» **Required work**: Scan the lines below for the word "iconfont". Copy each line you find it in.

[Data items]
>>
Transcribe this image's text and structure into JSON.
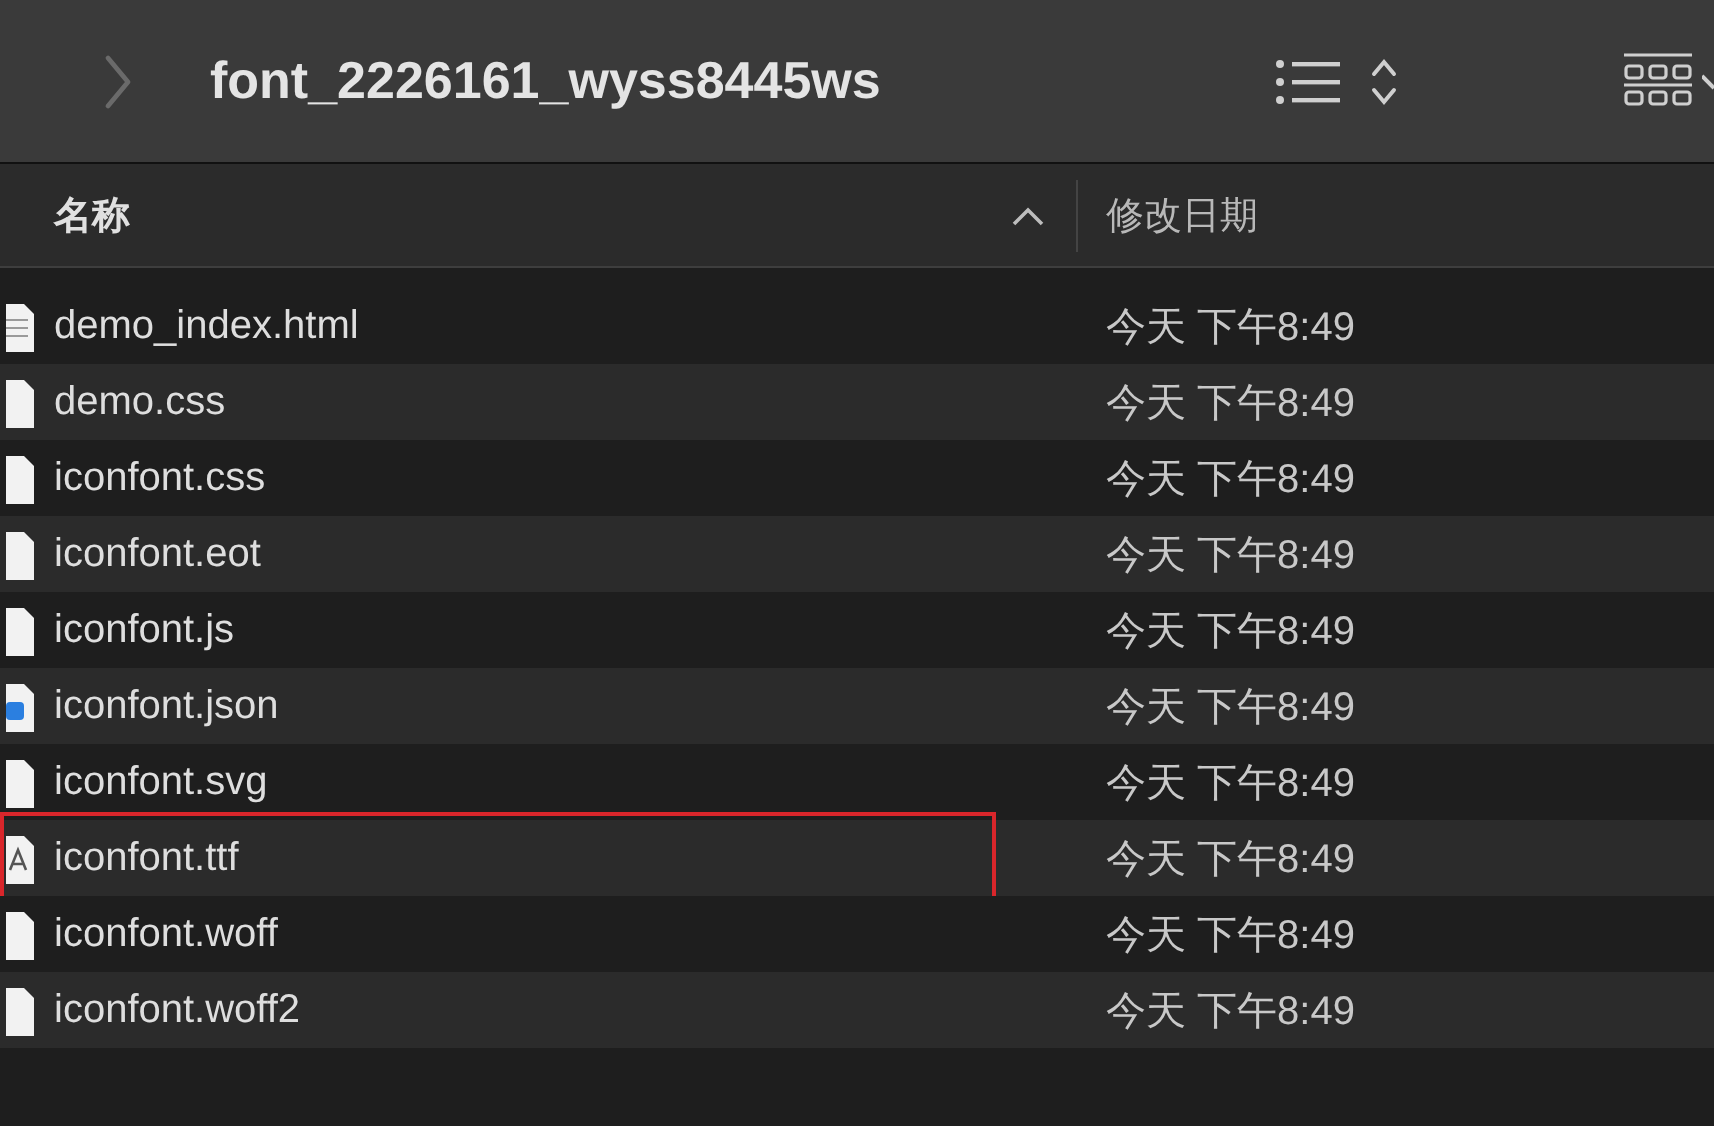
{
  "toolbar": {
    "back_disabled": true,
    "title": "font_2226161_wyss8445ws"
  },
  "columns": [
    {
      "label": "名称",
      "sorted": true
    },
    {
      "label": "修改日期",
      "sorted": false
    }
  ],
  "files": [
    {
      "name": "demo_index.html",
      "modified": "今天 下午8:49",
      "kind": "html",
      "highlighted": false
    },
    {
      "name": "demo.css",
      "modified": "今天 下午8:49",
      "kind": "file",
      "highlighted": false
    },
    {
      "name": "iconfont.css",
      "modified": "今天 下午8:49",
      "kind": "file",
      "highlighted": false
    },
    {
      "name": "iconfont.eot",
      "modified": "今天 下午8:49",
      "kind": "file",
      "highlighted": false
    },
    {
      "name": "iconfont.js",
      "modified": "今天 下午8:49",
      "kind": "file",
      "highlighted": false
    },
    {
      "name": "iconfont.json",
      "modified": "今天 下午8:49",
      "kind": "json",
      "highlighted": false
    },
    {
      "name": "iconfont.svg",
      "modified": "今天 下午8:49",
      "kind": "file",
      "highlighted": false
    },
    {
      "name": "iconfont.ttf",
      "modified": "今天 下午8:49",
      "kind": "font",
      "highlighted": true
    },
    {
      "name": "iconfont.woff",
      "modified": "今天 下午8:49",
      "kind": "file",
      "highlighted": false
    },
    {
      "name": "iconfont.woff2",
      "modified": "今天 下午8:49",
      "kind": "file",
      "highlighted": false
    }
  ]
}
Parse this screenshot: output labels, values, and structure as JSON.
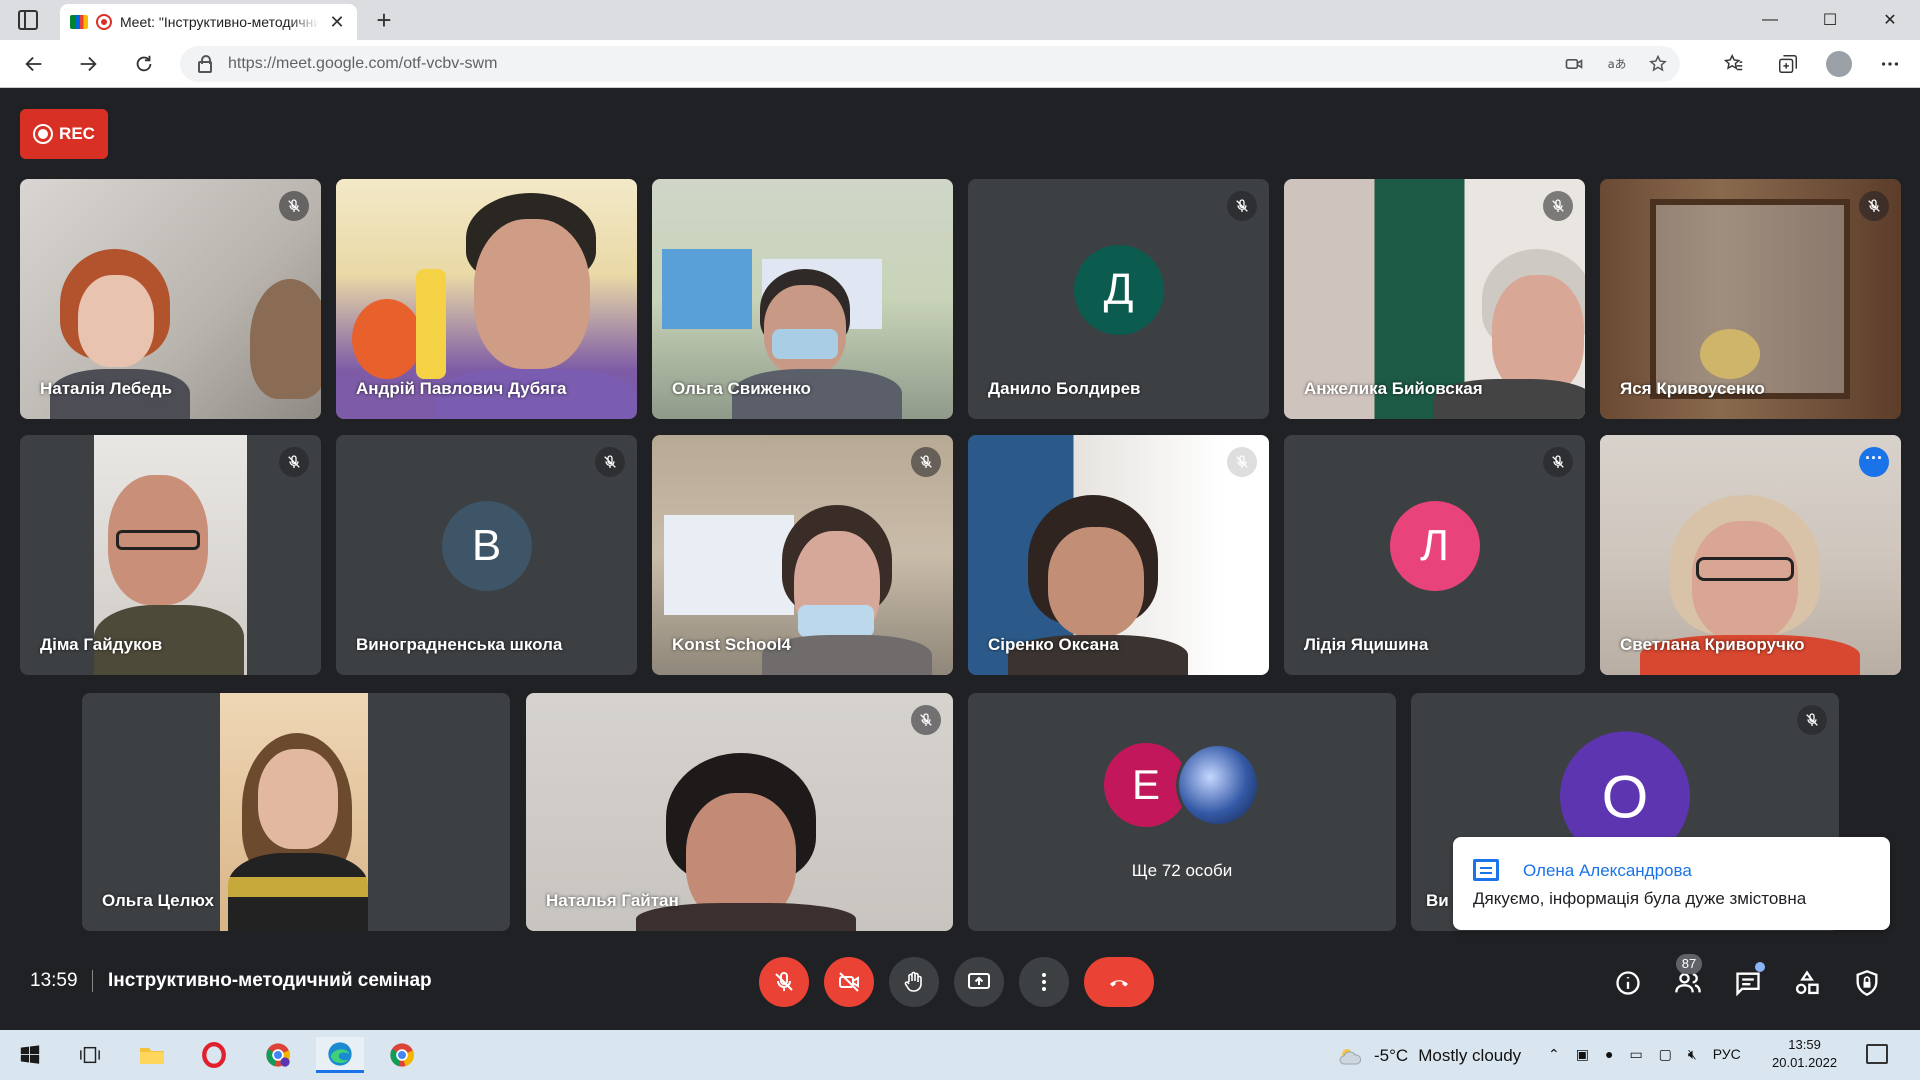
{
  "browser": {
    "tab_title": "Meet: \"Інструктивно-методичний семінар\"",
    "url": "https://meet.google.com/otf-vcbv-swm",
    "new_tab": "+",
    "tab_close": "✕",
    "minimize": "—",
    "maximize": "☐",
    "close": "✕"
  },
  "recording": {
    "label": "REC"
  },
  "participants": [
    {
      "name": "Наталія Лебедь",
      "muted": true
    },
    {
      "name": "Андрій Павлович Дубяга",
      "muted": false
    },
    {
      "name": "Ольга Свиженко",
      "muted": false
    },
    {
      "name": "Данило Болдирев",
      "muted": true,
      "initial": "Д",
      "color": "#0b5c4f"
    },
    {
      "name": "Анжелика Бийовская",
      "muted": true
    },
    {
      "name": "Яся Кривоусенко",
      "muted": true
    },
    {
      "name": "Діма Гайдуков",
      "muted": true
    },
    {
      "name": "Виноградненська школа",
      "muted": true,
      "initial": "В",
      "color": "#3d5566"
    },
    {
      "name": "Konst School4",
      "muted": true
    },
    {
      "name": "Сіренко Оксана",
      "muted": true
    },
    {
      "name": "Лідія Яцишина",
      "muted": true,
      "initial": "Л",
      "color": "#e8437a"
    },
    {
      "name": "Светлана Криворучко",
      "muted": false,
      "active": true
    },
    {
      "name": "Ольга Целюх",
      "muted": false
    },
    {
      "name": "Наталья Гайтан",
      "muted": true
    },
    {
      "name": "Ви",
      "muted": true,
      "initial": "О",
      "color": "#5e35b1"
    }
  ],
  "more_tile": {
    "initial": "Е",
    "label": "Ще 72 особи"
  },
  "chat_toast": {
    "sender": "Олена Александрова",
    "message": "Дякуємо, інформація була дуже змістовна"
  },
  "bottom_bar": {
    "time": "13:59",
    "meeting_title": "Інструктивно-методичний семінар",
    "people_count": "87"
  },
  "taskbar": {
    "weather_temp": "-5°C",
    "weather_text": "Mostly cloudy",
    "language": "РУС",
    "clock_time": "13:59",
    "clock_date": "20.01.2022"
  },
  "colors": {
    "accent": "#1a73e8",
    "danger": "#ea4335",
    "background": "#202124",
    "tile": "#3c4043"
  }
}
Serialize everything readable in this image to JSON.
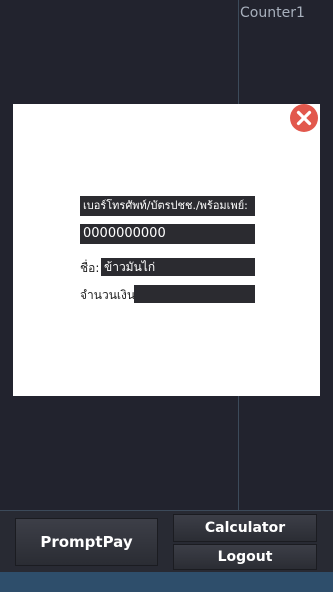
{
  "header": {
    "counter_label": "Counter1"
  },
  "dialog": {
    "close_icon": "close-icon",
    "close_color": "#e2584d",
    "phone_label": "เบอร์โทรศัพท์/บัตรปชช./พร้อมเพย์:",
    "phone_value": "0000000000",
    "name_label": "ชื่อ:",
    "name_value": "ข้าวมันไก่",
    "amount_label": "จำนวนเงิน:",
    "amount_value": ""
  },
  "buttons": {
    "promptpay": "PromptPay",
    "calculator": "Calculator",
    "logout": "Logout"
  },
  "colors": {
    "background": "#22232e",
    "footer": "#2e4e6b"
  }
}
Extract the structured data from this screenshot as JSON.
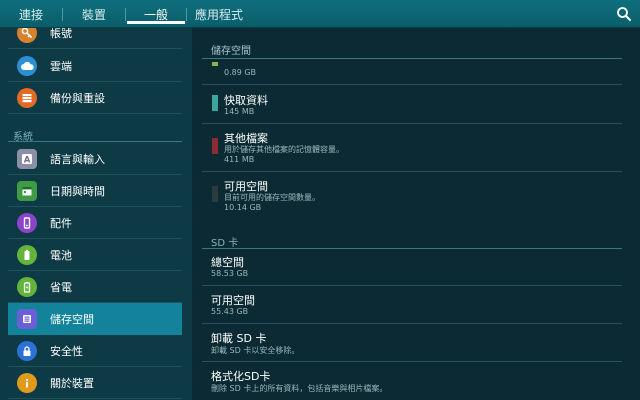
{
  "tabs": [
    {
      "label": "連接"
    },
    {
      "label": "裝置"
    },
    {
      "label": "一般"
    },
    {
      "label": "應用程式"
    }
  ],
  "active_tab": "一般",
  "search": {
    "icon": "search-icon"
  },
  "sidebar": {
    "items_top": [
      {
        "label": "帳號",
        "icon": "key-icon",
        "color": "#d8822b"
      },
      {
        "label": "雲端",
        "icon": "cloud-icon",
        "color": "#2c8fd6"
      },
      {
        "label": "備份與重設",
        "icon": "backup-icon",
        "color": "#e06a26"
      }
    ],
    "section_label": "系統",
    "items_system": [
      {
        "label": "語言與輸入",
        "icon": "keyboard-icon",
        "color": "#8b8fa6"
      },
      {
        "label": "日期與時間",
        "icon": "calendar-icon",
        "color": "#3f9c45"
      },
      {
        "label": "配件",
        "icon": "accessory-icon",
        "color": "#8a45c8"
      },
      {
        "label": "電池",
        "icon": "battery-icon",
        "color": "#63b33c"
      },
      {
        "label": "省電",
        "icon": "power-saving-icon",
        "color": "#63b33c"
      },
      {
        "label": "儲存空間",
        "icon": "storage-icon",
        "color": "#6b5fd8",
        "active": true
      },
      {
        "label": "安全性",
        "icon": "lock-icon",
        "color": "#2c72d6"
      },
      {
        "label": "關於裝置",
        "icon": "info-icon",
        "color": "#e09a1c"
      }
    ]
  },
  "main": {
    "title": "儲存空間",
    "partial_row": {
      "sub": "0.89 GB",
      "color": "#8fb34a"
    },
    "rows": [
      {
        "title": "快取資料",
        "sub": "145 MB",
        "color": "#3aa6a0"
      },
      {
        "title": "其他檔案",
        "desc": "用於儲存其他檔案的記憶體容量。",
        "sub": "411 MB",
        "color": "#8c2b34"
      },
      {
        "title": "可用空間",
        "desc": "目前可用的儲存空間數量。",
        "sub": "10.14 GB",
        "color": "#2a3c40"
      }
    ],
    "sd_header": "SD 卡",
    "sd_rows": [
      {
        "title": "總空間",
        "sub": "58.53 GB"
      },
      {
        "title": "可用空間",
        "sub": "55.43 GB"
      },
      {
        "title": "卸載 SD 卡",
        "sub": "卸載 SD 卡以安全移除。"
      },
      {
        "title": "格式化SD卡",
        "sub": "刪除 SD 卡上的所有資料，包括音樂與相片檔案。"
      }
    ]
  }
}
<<
» **Solution for this exercise**:
      "name": "iconfont.css",
      "name": "iconfont.eot",
      "name": "iconfont.js",
      "name": "iconfont.json",
      "name": "iconfont.svg",
      "name": "iconfont.ttf",
      "name": "iconfont.woff",
      "name": "iconfont.woff2",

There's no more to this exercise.